  7. ^ https://dergipark.org.tr/en/pub/egetid/issue/50768/661583
  8. ^ "Hakkari Merkez Konak Köyü Nüfusu: 19" (in Turkish). Türkiye Nüfusu İl ilçe Mahalle Köy Nüfusları. Retrieved 24 December 2019.
  9. ^ Baum, Wilhelm; Winkler, Dietmar W. (2003). The Church of the East: A Concise History. London and New York: Routledge. p. 4. ISBN 9781134430192.
  10. ^ Joseph, John (2000). The Modern Assyrians of the Middle East. Leiden: Brill. p. 1. ISBN 9789004116412.
  11. ^ Aprim, Frederick A. (7 March 2008). "Assyria and Assyrians Since the 2003 US Occupation of Iraq" (PDF). Fredaprim.com. Retrieved 6 May 2020.

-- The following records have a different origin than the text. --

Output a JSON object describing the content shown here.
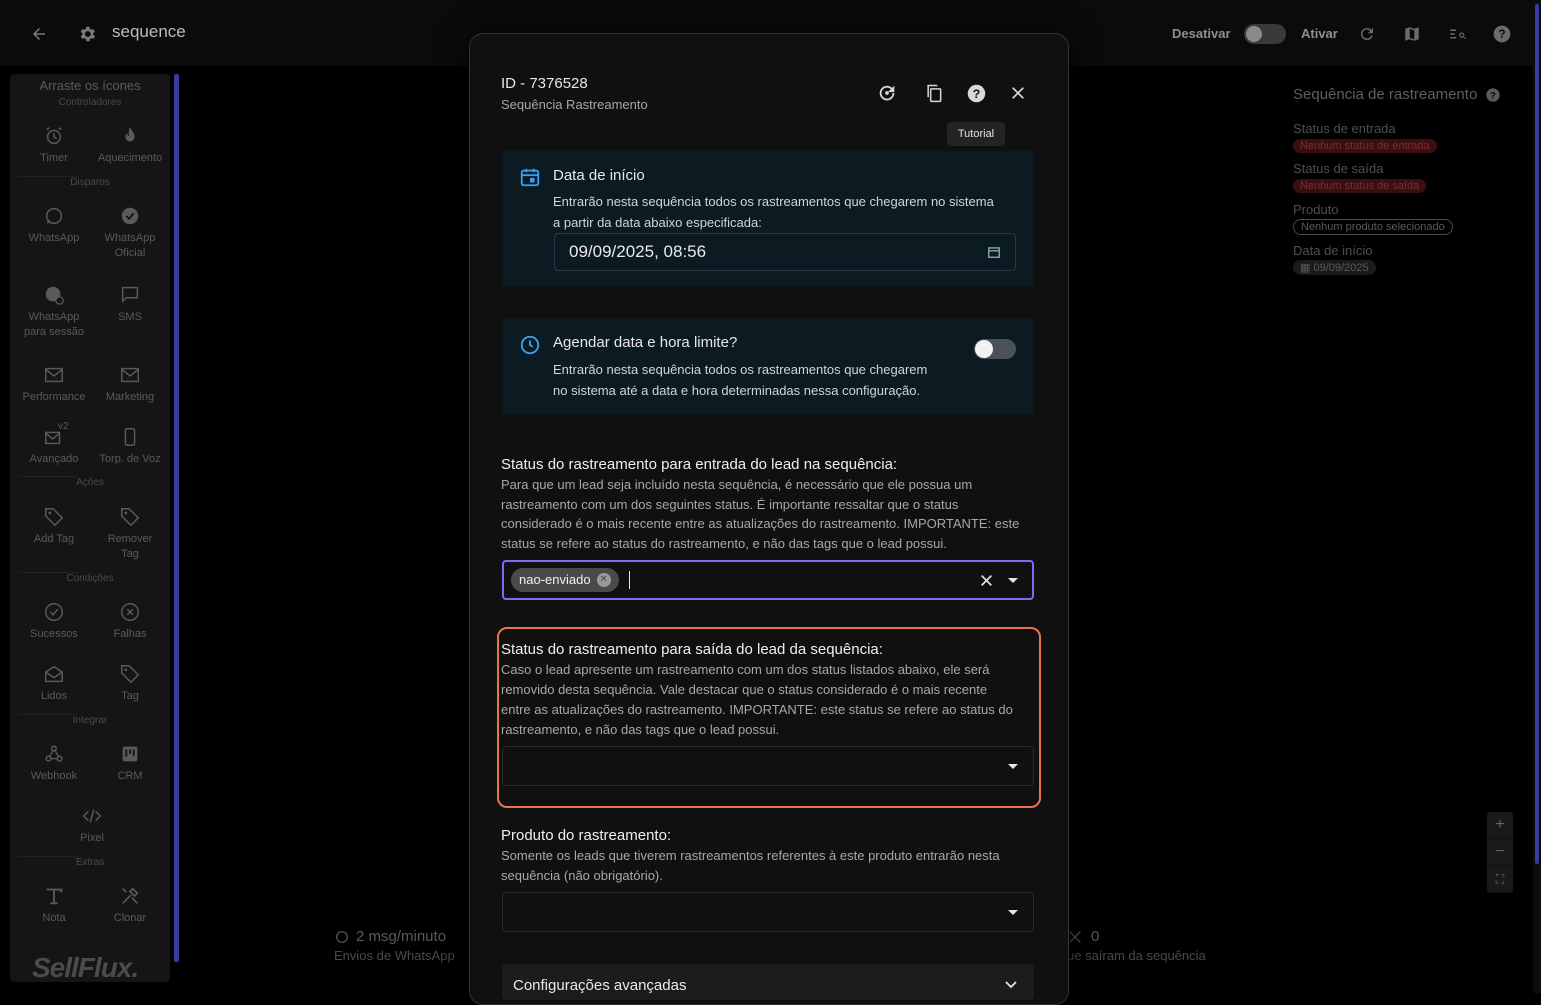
{
  "app": {
    "title": "sequence",
    "deactivate_label": "Desativar",
    "activate_label": "Ativar",
    "logo_text": "SellFlux."
  },
  "sidebar": {
    "header": "Arraste os ícones",
    "sections": {
      "controladores": "Controladores",
      "disparos": "Disparos",
      "acoes": "Ações",
      "condicoes": "Condições",
      "integrar": "Integrar",
      "extras": "Extras"
    },
    "items": {
      "timer": "Timer",
      "aquecimento": "Aquecimento",
      "whatsapp": "WhatsApp",
      "whatsapp_oficial_1": "WhatsApp",
      "whatsapp_oficial_2": "Oficial",
      "whatsapp_sessao_1": "WhatsApp",
      "whatsapp_sessao_2": "para sessão",
      "sms": "SMS",
      "performance": "Performance",
      "marketing": "Marketing",
      "avancado": "Avançado",
      "avancado_badge": "v2",
      "torp_voz": "Torp. de Voz",
      "add_tag": "Add Tag",
      "remover_tag_1": "Remover",
      "remover_tag_2": "Tag",
      "sucessos": "Sucessos",
      "falhas": "Falhas",
      "lidos": "Lidos",
      "tag": "Tag",
      "webhook": "Webhook",
      "crm": "CRM",
      "pixel": "Pixel",
      "nota": "Nota",
      "clonar": "Clonar"
    }
  },
  "right_panel": {
    "title": "Sequência de rastreamento",
    "entry_label": "Status de entrada",
    "entry_badge": "Nenhum status de entrada",
    "exit_label": "Status de saída",
    "exit_badge": "Nenhum status de saída",
    "product_label": "Produto",
    "product_badge": "Nenhum produto selecionado",
    "start_label": "Data de início",
    "start_badge": "09/09/2025"
  },
  "stats": {
    "rate_value": "2 msg/minuto",
    "rate_label": "Envios de WhatsApp",
    "left_value": "0",
    "left_label": "ue saíram da sequência"
  },
  "zoom": {
    "plus": "+",
    "minus": "−"
  },
  "modal": {
    "id": "ID - 7376528",
    "subtitle": "Sequência Rastreamento",
    "tooltip": "Tutorial",
    "start_card": {
      "title": "Data de início",
      "desc1": "Entrarão nesta sequência todos os rastreamentos que chegarem no sistema",
      "desc2": "a partir da data abaixo especificada:",
      "date_value": "09/09/2025, 08:56"
    },
    "limit_card": {
      "title": "Agendar data e hora limite?",
      "desc1": "Entrarão nesta sequência todos os rastreamentos que chegarem",
      "desc2": "no sistema até a data e hora determinadas nessa configuração."
    },
    "entry_section": {
      "title": "Status do rastreamento para entrada do lead na sequência:",
      "desc1": "Para que um lead seja incluído nesta sequência, é necessário que ele possua um",
      "desc2": "rastreamento com um dos seguintes status. É importante ressaltar que o status",
      "desc3": "considerado é o mais recente entre as atualizações do rastreamento. IMPORTANTE: este",
      "desc4": "status se refere ao status do rastreamento, e não das tags que o lead possui.",
      "chip": "nao-enviado"
    },
    "exit_section": {
      "title": "Status do rastreamento para saída do lead da sequência:",
      "desc1": "Caso o lead apresente um rastreamento com um dos status listados abaixo, ele será",
      "desc2": "removido desta sequência. Vale destacar que o status considerado é o mais recente",
      "desc3": "entre as atualizações do rastreamento. IMPORTANTE: este status se refere ao status do",
      "desc4": "rastreamento, e não das tags que o lead possui."
    },
    "product_section": {
      "title": "Produto do rastreamento:",
      "desc1": "Somente os leads que tiverem rastreamentos referentes à este produto entrarão nesta",
      "desc2": "sequência (não obrigatório)."
    },
    "advanced": "Configurações avançadas"
  },
  "colors": {
    "accent_purple": "#7b6cf6",
    "highlight_orange": "#e8744d",
    "card_bg": "#0c1a22",
    "icon_blue": "#3aa0f0"
  }
}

  12. ^ a b Verheij, Jelle (2005). "Patriarchal Church of the "Church of the East", Hakkari". History and historical geography of Turkey and the late Ottoman Empire & Ottoman-Armenian-Kurdish relations before the First World War. Retrieved 5 May 2020.
  13. ^ Stafford, Ronald Sempill (2006) [1935]. The Tragedy of the Assyrians. Piscataway, New Jersey: Gorgias Press. ISBN 978-1-59333-413-0..


External linksEdit

Coordinates: 37°38′34.44″N 43°47′21.84″E / 37.6429000°N 43.7894000°E / 37.6429000; 43.7894000